Currently, only those who are old enough, poor enough or in Ontario young enough, without a workplace drug plan, are publicly covered, said Dr. Danyaal Raza, chair of Canadian Doctors for Medicare.
"One in five Canadian families cannot afford to fill their prescriptions because of cost, so if you move forward with a national universal single-payer plan it means those families will be able to take their medication without having to worry how much to pay and they will have more money to pay for things like food and rent," Raza said in an interview.
"Not only will a national pharmacare plan cost less than Canadians are currently spending, it will ensure better coverage so that every Canadian has access to the medications they need,"
The Canadian Health Coalition said Quebec's list of covered drugs doesn't take advantage of the economies of scale available to the federal government, which could purchase medicine on behalf of the whole population, and that this model offers a worst-case scenario of savings.
Steve Morgan is a professor in the School of Population and Public Health at the University of British Columbia. Last year, Morgan's team came to similar conclusions as the parliamentary budget officer using slightly different methods.
Dramatically less spending elsewhere
"Understandably, people would have this sense that somehow this is going to end up being a white elephant, it'll blow out of control. All you really need to do is look to countries abroad, in particular, countries that have universal, single-payer health-care systems like Canadian medicare," Morgan said.
Morgan gives the examples of Scandinavian countries, Australia, New Zealand and the United Kingdom.
"They all spend dramatically less than Canada, not just on prescription drugs but also on over-the-counter drugs as well.
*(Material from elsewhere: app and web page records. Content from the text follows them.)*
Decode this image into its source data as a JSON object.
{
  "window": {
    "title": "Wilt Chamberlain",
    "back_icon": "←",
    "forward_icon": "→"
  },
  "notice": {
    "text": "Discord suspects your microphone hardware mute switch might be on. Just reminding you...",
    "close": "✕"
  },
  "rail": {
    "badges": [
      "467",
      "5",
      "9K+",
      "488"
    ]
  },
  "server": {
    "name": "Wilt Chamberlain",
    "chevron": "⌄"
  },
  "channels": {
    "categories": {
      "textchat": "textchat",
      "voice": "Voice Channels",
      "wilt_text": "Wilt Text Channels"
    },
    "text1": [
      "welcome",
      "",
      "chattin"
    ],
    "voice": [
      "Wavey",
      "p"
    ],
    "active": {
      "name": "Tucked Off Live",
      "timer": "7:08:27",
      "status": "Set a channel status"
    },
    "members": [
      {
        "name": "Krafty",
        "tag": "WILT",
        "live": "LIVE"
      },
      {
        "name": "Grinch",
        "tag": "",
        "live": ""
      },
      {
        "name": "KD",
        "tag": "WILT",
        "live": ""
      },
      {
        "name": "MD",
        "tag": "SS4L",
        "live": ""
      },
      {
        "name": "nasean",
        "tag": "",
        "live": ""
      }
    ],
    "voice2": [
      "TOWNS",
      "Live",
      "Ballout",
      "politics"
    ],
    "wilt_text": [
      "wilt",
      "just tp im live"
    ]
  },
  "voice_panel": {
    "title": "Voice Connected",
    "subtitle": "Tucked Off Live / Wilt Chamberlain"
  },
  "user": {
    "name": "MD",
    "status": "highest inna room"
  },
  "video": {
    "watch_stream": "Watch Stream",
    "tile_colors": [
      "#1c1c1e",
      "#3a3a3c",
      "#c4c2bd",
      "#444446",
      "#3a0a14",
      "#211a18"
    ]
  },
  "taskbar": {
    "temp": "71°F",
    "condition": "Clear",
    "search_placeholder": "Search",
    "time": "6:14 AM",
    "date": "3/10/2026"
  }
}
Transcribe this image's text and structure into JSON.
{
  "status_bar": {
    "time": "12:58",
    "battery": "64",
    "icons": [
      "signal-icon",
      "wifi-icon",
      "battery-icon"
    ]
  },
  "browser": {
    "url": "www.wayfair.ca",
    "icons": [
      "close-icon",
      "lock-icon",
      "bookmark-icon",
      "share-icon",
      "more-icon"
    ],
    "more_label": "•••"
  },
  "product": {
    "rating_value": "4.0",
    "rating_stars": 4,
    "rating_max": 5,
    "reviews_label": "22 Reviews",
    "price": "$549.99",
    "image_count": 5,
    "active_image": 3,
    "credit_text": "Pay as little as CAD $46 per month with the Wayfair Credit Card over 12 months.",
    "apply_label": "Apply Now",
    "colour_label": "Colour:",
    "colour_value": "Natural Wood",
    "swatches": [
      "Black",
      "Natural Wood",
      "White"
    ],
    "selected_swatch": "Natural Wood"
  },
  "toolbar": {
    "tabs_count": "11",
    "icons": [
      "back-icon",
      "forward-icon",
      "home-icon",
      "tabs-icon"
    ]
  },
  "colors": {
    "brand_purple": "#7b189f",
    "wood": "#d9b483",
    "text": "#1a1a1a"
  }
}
Systems abroad show us that if you do this right, according to good practices in terms of deciding based on high-quality evidence [on] what drugs are worthy of universal coverage and … you sit down with manufacturers and hammer out an appropriate and fair pricing scheme for the drug, you end up finding there is savings available."
Innovative Medicines Canada, a trade group that represents more than 50 pharma companies, said it supports any program that puts patients first while ensuring they have fair, equitable and affordable access to the medicines they need, when they need them.
"Innovative Medicines Canada believes in closing the gaps in coverage to help those who are uninsured and underinsured, while maintaining the option for those with comprehensive drug coverage," president Pamela Fralick said in a statement.
"Any solution needs to ensure that no one is worse off or has fewer options. We should also ensure the health system achieves best outcomes by providing access to a full range of medicines to meet each patient's unique needs."
The Liberal government previously said it is committed to lowering the cost of medications, but not to universal pharmacare.
A spokesman for Health Minister Ginette Petitpas Taylor said they'll review the report.
The chair of the Commons health committee, Bill Casey, said it will ask Jean-Denis Fréchette, the parliamentary budget officer, to speak about the report as part of its study.
"Right now we have over 100 pharmacare programs in the country between the provinces and the federal government. Imagine the savings that that alone would have if there was just one program."
The House standing committee on health is studying the development of a national pharmacare program as an insured service for Canadians under the Canada Health Act.